• [WHAT THE TASK REQUIRES] Pull every line holding the word "label" out of the data and copy it.
════════
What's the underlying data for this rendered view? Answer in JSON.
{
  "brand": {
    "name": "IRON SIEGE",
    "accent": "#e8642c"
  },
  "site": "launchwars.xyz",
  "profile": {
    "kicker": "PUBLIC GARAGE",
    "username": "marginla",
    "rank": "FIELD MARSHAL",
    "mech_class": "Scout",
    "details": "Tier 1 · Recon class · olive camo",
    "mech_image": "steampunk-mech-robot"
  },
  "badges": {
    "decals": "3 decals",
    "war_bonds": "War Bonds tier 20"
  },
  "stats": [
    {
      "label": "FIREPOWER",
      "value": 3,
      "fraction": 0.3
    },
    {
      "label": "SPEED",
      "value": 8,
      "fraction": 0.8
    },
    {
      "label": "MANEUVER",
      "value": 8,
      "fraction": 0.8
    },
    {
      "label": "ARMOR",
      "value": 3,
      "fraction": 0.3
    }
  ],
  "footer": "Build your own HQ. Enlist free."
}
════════
• [PROBLEM SOLUTION]
      "label": "FIREPOWER",
      "label": "SPEED",
      "label": "MANEUVER",
      "label": "ARMOR",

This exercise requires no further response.